It’s always interesting to be the patient once in a while. I had my annual physical this morning, and my doctor happens to be at a hospital that’s going through a big EMR upgrade, first implemented just a few days ago. Both the nurse and the doctor I saw sighed noticeably when sitting down at the application, and of course when I casually asked about the new system, neither had anything positive to say about it. The questionnaire that my doctor was working through included a question about my alcohol consumption, to which I answered “1-2 drinks a week” (CEOs don’t get out much). She tried to type exactly that into the system, but got an error message “Please enter valid data.” She sighed again, and tried to figure out a few other ways to type it, until I suggested that perhaps it only wanted numbers, not letters. Sure enough, that worked. I’m a software guy, she’s an MD. It shouldn’t require a software guy to use.
This system cost many, many millions of dollars, and not only wasted my doctor’s time, but mine. It causes frustration in a high performance team. The error message could easily have said “Please enter a number,” but it didn’t.
By the end of the questionnaire, she stopped typing and was writing the answers on paper with a pen, and told me she’d just type it in later.
Change is hard. Surely in the long run, the new EMR will reduce errors and increase efficiency, making both patients and providers happy. It’s probably the right answer to the organization’s overall problem, but the implementation of any complex system isn’t without hiccups.
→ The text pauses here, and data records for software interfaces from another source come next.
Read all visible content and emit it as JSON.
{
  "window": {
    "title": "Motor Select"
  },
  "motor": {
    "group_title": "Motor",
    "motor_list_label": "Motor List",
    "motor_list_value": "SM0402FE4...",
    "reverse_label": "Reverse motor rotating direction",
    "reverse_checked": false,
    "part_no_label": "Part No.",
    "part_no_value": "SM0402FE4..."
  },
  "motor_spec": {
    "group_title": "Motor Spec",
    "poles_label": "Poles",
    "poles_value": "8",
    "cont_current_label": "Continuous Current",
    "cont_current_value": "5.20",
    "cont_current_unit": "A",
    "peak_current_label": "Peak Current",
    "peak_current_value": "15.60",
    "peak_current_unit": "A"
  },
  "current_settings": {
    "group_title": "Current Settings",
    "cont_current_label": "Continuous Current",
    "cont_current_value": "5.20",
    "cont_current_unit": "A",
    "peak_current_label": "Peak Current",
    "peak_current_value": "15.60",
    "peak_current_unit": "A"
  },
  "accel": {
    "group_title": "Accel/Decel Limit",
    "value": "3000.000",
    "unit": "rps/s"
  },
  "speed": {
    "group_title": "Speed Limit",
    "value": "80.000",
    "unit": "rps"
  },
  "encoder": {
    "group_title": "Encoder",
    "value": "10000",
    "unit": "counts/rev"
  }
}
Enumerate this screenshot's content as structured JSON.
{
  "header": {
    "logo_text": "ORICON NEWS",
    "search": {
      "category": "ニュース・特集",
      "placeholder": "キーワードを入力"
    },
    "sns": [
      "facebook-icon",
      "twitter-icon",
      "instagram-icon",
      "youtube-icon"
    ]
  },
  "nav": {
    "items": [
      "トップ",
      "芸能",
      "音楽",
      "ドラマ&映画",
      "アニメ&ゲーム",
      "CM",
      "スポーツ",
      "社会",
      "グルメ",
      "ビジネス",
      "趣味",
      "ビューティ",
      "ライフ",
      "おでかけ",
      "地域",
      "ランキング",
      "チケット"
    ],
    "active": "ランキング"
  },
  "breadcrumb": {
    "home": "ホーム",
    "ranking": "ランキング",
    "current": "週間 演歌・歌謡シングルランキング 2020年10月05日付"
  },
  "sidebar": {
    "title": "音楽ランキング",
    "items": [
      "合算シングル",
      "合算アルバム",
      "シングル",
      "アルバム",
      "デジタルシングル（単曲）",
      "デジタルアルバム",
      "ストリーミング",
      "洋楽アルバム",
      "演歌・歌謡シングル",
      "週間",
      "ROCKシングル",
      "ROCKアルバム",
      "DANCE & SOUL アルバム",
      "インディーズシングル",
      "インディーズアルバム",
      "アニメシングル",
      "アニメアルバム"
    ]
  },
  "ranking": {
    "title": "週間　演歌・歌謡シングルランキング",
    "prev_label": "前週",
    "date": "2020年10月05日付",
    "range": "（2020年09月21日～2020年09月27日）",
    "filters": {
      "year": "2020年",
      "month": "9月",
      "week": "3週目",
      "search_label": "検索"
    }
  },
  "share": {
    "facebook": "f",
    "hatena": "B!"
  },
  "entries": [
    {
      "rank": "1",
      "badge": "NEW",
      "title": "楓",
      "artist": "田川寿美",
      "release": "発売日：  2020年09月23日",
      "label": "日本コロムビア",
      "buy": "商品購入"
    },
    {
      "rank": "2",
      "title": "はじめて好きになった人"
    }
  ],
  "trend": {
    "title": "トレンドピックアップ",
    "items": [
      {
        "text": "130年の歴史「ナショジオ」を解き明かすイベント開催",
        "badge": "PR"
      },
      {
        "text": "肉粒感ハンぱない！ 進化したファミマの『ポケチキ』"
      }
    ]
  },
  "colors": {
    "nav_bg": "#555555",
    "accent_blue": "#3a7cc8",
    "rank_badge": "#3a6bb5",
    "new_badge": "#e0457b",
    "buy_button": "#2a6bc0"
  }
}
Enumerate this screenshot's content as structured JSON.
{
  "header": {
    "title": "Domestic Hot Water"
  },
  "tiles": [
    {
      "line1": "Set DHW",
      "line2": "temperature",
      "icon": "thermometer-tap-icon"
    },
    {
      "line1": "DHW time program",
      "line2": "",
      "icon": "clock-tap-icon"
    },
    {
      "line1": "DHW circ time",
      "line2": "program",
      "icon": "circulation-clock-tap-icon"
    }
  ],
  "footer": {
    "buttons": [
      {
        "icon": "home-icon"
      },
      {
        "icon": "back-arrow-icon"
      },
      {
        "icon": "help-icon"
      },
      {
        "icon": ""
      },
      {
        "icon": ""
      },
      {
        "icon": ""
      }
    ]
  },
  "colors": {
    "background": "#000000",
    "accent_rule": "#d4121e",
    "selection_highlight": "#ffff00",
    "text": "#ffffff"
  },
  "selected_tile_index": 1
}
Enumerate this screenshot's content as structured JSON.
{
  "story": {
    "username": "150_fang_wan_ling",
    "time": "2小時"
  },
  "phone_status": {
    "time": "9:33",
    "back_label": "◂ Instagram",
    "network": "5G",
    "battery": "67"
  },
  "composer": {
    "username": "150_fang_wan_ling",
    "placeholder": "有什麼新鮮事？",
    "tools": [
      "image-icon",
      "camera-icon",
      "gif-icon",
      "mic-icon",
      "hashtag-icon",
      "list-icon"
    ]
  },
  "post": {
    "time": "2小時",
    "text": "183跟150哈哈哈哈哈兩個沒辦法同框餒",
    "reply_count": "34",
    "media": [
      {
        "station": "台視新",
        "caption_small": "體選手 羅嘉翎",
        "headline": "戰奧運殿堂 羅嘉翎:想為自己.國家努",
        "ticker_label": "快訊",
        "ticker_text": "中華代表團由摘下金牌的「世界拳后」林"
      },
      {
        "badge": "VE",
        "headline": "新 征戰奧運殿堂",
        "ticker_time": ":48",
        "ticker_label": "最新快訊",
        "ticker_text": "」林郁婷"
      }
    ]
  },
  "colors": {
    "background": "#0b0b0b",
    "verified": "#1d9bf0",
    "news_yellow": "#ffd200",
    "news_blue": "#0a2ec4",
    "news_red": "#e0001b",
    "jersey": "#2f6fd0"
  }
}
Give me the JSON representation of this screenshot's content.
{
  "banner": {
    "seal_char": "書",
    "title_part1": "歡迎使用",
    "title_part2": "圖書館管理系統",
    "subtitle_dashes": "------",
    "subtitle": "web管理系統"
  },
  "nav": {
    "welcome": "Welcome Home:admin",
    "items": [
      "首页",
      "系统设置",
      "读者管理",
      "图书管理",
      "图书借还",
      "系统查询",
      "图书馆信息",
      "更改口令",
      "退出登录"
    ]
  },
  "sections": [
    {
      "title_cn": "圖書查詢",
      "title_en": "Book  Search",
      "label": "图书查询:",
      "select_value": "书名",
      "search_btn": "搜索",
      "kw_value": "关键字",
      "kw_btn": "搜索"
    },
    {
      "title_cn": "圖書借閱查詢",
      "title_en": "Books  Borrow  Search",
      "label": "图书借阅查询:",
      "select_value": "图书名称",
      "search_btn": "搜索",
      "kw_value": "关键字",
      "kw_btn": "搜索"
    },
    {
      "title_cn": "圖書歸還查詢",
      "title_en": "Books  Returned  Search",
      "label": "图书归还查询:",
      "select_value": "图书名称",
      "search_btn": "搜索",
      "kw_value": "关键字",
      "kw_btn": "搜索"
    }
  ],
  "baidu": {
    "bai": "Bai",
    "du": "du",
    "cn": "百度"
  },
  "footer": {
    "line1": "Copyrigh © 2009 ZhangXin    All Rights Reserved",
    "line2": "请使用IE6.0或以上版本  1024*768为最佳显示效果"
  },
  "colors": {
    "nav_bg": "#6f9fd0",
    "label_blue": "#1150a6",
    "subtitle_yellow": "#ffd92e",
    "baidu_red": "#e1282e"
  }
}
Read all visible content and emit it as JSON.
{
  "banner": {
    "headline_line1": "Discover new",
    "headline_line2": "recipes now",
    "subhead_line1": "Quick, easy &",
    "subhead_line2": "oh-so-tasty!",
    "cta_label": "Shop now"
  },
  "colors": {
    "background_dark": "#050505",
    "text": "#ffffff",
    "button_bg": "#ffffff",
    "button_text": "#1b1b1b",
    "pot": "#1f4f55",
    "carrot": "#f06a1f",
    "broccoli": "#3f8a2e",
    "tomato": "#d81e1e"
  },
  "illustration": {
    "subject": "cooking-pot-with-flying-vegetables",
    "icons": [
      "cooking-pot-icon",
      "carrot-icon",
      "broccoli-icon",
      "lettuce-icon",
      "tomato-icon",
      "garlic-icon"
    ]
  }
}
As Geonetric introduces new products and services in our clients’ Web sites, patient portals and intranets, we’ve been working hard to make sure that we can help our clients work through these changes by:
- Communicating well throughout the implementation
- Communicating deeply into the organization about the project and its benefits
- Conducting thorough training so that everyone is up to speed well ahead of time
- Measuring outcomes that matter to our clients
The goal is to avoid adoption challenges and frustration.
Change will always be hard, but Geonetric is stepping up. As the technologies and strategies shift, as patients are bigger and more important players in their own healthcare, we all need to be better at change.